Objective: The goal of this study was to determine whether there was a significant difference between the visual outcomes of eyes with threshold retinopathy of prematurity (ROP) treated with trans-scleral cryotherapy compared to those treated with laser photocoagulation.
Design: Extended follow-up study of a prospective, randomized clinical trial.
Participants: Fifty-two patients with bilateral threshold ROP participated. Follow-up data were available for 25 of these patients.
Intervention: Patients were randomized to receive cryotherapy in one eye and laser photocoagulation in the other eye.
Main outcome measures: The best-corrected visual acuity of each eye was measured. Best-corrected visual acuities of 20/50 or better were classified as "good" clinical outcomes, whereas those 20/60 or worse were considered "poor" outcomes. A secondary outcome of this study was the spherical equivalent (SE) of each eye's most recent refraction.
Result: At an average follow-up point of 5.8 years (range, 4.3-7.6 years), the odds that an eye treated with laser had a good clinical outcome were 6.91 times greater than for eyes treated with cryotherapy (95% confidence interval, 1.70-28.0; n = 21). Additionally, the laser-treated eyes were less myopic with a mean SE of-3.05 diopters compared to a mean SE of -5.08 diopters for the cryotherapy-treated eyes (P = 0.0072, n = 23).

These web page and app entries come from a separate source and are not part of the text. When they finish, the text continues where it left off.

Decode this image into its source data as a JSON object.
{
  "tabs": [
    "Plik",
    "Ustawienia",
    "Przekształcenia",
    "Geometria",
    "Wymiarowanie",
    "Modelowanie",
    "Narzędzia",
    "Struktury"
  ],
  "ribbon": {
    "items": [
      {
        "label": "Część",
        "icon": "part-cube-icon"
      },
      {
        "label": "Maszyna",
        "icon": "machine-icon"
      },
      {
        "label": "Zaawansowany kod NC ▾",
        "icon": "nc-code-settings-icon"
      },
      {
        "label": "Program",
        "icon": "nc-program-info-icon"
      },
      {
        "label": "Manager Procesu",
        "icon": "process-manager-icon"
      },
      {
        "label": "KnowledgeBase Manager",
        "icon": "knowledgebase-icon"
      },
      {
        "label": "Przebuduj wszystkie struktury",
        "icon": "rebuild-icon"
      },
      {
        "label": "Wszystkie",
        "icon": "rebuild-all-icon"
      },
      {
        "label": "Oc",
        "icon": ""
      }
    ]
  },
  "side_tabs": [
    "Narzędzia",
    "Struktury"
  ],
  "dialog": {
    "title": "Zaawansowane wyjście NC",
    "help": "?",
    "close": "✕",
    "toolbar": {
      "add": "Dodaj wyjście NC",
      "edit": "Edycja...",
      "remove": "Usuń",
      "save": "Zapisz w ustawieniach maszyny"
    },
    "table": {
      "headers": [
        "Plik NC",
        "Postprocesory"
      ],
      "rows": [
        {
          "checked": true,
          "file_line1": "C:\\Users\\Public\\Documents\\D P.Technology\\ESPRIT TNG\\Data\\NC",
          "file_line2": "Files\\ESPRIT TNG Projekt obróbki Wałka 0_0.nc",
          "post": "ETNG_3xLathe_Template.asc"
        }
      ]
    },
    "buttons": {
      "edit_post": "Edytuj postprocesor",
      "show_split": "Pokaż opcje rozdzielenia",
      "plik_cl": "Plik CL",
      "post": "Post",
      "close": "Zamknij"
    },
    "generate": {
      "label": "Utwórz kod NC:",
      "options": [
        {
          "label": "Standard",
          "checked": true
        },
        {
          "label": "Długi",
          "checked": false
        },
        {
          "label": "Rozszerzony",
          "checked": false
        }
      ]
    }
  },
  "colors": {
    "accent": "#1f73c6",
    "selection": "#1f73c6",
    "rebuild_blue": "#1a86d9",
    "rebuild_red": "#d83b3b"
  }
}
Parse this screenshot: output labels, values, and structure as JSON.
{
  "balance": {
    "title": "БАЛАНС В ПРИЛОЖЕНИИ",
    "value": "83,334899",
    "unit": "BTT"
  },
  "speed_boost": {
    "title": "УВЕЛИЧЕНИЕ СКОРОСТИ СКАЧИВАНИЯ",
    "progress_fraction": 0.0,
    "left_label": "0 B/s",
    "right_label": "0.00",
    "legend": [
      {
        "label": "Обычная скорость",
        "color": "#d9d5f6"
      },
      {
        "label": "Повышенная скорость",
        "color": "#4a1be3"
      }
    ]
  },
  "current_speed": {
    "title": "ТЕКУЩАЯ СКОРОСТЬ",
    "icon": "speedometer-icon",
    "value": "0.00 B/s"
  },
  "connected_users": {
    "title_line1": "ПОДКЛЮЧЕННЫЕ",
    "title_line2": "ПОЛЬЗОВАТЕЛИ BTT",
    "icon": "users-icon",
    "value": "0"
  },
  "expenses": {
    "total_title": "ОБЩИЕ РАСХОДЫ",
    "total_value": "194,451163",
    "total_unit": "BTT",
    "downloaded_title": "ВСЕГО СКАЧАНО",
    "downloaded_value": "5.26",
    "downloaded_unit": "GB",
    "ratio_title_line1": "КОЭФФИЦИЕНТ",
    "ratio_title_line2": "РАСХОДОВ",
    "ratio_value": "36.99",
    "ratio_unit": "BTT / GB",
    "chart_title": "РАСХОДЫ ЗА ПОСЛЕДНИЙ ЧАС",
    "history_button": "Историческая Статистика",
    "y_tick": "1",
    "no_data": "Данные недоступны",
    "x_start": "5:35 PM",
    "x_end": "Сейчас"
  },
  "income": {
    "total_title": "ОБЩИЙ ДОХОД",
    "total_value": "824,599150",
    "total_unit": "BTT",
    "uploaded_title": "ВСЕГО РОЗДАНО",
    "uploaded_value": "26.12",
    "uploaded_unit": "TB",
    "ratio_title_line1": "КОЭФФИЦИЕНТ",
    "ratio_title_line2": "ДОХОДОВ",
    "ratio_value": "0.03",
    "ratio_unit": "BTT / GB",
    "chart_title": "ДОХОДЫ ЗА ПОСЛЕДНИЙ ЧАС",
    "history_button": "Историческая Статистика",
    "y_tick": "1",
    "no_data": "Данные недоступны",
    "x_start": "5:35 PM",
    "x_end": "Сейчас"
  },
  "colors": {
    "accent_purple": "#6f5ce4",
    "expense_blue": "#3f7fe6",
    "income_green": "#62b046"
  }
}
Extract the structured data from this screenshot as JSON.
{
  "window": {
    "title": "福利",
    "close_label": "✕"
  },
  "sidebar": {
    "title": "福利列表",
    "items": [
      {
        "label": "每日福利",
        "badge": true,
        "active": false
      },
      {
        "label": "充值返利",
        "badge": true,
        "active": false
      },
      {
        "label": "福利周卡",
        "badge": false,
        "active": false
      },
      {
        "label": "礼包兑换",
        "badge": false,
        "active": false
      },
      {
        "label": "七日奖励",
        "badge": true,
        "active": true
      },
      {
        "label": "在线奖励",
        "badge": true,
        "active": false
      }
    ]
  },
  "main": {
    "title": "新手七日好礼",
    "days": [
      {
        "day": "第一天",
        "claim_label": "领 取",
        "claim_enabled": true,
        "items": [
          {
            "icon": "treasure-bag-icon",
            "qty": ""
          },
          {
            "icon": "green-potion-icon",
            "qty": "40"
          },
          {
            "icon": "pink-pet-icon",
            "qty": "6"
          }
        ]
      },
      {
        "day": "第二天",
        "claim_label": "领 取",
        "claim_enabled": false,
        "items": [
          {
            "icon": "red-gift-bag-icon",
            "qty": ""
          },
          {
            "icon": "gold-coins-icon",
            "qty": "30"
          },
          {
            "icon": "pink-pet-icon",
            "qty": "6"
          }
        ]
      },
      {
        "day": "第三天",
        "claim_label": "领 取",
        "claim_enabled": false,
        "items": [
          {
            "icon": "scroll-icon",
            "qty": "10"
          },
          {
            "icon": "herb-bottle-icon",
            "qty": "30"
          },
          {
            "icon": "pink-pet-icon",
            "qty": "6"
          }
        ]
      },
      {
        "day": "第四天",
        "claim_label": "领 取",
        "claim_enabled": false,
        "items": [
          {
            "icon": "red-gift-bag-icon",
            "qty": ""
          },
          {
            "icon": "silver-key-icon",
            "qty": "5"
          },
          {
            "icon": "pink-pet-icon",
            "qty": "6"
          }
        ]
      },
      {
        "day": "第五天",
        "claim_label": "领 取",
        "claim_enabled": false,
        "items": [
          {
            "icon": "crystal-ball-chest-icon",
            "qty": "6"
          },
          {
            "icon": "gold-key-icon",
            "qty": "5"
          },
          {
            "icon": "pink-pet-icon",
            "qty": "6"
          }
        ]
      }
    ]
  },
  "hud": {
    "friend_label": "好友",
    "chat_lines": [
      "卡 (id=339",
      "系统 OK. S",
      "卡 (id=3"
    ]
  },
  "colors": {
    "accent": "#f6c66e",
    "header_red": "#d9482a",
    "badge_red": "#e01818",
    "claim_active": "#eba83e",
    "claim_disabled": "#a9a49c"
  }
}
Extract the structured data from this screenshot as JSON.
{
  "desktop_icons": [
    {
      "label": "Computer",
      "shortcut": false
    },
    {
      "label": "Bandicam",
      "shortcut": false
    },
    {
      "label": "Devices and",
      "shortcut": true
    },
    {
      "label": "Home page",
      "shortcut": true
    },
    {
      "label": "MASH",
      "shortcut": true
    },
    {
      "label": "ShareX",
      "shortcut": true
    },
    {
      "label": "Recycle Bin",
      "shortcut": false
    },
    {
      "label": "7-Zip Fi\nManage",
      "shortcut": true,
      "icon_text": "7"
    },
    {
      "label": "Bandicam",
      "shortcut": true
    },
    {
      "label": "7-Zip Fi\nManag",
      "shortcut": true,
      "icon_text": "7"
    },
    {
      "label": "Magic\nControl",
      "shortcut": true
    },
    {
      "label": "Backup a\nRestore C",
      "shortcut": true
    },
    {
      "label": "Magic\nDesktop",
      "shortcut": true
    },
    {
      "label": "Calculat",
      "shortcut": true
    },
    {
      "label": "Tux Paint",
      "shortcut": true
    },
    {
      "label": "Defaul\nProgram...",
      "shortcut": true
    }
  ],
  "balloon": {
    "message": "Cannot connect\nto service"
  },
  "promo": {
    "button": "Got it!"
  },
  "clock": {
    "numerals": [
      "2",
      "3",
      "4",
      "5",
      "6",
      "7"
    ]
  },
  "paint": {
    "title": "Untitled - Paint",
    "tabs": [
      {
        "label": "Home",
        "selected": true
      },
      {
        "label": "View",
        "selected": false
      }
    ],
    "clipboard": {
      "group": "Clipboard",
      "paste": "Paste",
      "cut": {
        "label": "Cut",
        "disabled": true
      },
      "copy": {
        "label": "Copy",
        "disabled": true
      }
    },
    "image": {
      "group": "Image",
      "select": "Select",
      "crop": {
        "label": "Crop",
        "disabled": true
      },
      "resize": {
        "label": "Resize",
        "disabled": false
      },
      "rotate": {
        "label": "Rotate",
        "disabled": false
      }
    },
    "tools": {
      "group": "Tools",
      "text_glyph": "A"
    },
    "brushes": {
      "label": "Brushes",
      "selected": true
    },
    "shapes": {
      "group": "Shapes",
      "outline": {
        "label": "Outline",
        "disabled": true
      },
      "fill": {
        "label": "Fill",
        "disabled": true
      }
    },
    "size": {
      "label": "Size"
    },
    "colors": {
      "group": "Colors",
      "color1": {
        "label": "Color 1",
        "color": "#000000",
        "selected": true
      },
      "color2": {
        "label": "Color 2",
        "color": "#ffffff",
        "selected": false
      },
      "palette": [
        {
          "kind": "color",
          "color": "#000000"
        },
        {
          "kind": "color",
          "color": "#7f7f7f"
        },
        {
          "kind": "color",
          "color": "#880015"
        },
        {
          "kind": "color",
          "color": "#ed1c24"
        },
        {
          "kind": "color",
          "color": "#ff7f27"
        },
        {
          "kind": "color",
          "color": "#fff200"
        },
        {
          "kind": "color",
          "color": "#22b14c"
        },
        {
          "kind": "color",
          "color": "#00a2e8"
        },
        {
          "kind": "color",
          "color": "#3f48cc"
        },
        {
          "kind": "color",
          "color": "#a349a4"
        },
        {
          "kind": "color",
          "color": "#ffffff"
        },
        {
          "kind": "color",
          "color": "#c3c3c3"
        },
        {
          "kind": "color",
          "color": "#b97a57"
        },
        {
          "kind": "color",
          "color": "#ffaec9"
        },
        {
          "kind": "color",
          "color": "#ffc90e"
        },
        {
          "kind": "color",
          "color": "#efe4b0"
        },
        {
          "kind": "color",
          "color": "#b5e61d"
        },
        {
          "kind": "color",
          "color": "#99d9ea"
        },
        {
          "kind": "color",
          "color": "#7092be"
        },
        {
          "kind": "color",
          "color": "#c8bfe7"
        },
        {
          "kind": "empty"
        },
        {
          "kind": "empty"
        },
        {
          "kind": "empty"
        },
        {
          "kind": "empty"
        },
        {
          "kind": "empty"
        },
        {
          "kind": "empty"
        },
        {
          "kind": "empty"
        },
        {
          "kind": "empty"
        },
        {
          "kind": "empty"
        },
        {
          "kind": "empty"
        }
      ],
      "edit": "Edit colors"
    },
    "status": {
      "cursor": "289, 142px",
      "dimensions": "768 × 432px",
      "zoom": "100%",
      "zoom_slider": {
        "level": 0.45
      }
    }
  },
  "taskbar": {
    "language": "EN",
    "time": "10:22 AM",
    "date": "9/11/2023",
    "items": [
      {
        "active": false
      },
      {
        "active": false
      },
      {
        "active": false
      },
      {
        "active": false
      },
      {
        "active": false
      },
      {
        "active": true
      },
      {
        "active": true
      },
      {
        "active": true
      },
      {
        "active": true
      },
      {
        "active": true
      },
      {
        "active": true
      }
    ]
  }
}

Conclusion: The authors' study suggests that laser photocoagulation for threshold ROP was more likely to result in a good clinical outcome with better final visual acuity and less myopia compared to cryotherapy treatment.